446. Oral Expression in Spanish.
Analysis of contemporary oral usage through the study of film, video and audio materials as well as printed texts. Advanced pronunciation practice. Study of techniques of oral presentation. Assignments are designed to promote the development of persuasive skills and include formal debates on contemporary issues and other public speaking activities. Also offered through Caribbean and Latin American Studies.
447, 448. Special Topics.
Designed for students at any level above Spanish 211 and 213, these courses offer the opportunity to study specific topics in the Spanish language or Hispanic culture. Examples include Latinos in the United States; post-Franco Spanish society in film; Latin American women writers; Afrohispanic culture and literature; the representation of the Amerindian in contemporary Hispanic American literature; and the study of specific authors such as Pablo Neruda or Carmen Martìn Gaite. Also offered through Caribbean and Latin American Studies.

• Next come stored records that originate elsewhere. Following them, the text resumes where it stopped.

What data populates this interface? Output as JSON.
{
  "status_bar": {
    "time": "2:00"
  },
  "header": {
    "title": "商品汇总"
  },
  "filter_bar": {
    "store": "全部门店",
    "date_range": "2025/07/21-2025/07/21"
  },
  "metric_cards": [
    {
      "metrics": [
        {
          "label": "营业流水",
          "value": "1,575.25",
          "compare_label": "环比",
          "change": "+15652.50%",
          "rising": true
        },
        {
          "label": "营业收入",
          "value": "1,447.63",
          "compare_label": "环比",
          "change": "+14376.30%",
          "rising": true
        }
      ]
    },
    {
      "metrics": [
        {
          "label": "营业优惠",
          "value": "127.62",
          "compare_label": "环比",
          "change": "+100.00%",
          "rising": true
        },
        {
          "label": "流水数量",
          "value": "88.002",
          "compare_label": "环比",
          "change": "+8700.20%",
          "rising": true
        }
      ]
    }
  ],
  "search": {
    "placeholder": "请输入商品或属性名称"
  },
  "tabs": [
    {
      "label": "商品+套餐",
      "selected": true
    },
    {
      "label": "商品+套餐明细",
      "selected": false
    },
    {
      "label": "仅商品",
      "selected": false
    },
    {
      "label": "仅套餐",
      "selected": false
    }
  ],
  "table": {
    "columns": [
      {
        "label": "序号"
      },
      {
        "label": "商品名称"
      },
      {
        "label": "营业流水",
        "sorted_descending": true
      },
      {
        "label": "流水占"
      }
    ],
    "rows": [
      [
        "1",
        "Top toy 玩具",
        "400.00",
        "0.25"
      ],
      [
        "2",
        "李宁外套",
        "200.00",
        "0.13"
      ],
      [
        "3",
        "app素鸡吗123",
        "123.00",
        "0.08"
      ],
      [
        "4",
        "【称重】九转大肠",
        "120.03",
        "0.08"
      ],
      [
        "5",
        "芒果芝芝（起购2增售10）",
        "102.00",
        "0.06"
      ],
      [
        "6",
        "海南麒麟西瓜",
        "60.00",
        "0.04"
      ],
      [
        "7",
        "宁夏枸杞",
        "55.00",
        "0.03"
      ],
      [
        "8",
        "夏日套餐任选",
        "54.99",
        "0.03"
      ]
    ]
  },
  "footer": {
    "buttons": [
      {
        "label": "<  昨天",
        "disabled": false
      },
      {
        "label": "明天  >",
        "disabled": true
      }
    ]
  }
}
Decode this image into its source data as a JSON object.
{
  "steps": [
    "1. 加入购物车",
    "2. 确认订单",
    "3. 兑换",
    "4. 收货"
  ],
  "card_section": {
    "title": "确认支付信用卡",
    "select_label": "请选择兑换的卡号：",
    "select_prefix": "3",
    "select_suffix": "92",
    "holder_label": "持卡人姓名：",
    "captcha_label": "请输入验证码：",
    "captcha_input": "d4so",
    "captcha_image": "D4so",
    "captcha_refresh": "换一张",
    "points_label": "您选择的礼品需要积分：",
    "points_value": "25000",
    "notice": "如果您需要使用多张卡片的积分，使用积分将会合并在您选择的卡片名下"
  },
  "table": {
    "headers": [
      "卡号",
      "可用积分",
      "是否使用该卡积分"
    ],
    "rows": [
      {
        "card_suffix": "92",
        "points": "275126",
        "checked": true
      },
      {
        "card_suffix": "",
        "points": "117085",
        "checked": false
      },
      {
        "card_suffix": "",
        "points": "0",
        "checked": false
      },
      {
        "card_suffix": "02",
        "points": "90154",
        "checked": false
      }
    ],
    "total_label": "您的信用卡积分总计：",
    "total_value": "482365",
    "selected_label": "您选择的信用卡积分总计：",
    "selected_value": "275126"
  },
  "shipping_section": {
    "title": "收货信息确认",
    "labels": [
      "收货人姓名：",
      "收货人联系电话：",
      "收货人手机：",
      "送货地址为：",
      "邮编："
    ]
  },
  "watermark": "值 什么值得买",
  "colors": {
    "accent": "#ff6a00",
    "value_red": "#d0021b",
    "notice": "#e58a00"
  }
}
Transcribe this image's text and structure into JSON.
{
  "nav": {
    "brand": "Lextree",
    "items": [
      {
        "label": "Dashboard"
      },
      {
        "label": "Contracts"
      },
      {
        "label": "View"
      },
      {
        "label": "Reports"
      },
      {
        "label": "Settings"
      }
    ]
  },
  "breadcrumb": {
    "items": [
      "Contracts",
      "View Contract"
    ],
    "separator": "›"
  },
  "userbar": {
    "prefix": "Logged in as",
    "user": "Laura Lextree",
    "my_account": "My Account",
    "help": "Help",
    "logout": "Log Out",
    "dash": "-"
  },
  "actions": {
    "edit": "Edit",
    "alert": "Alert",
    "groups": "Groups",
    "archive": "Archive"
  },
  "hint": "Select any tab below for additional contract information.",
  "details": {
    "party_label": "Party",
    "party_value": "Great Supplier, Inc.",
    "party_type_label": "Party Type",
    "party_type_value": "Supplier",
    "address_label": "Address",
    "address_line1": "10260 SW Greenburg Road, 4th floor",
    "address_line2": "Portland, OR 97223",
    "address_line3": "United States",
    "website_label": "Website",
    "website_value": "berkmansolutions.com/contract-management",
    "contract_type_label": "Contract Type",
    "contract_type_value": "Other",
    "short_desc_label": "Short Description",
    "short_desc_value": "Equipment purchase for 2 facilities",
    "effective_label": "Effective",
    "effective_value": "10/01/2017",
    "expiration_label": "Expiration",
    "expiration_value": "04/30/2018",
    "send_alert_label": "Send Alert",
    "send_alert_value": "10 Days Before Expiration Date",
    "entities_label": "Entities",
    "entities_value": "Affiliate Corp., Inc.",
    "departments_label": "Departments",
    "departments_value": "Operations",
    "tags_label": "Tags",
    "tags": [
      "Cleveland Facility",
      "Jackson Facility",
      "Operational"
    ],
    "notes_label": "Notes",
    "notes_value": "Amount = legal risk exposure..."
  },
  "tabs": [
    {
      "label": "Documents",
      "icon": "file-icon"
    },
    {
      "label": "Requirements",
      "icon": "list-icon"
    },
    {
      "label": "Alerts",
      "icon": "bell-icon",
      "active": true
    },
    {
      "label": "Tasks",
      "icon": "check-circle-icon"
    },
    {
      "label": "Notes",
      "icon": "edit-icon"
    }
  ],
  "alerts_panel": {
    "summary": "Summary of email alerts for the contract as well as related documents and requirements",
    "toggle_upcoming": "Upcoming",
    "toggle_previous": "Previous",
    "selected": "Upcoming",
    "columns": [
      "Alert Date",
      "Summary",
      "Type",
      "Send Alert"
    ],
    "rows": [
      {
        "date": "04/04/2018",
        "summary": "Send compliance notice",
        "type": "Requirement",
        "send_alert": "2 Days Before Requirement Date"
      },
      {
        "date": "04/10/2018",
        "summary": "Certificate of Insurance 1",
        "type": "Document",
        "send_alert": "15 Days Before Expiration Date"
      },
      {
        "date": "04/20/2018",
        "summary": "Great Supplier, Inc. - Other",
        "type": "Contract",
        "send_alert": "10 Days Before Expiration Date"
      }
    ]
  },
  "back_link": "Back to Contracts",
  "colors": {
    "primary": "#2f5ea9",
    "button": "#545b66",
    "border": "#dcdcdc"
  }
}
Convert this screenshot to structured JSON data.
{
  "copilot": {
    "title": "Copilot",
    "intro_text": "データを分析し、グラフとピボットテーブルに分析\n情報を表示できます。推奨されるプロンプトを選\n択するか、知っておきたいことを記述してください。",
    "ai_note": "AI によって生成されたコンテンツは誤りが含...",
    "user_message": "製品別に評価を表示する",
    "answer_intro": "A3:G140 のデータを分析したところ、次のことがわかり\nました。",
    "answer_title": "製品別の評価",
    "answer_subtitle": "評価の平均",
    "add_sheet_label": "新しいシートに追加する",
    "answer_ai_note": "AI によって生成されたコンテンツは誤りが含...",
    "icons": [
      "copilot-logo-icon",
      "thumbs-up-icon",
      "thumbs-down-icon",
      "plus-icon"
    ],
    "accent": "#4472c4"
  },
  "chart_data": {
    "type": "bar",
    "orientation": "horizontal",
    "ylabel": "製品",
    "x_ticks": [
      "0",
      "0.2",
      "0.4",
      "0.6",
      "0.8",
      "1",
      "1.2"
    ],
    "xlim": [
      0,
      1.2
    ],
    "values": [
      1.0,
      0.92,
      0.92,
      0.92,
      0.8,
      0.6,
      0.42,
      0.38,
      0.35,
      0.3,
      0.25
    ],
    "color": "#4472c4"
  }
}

449. Afro-Hispanic Culture and Literature: This course explores the African Legacy in the culture of the Hispanic Caribbean: Cuba, the Dominican Republic and Puerto Rico. While examining a variety of texts we will engage in conversation around topics that include slavery and resistance, cultural racism, class, identity construction and representation. The course also incorporates cuisine, music, dance, and other sources as the basis for work that may bring in creative, disciplinary or career interests. Crosslisted with Caribbean and Latin American Studies. Taught in Spanish, and permission of the instructor is required.
489, 490. SYE: Independent Study (check FAQs)
Also offered through Caribbean and Latin American Studies.
497, 498. SYE: Honors Project (check FAQs)
Working closely with a faculty member, the student develops a project related to Spanish-language literature or culture. Projects may include translations from Spanish to English and they may be interdisciplinary. Students are encouraged to use a variety of media in their projects and, if they participate in a St. Lawrence program in Costa Rica or Spain, to relate their projects to that experience. For additional information, see the description of Honors in the introductory section of the departmental curriculum.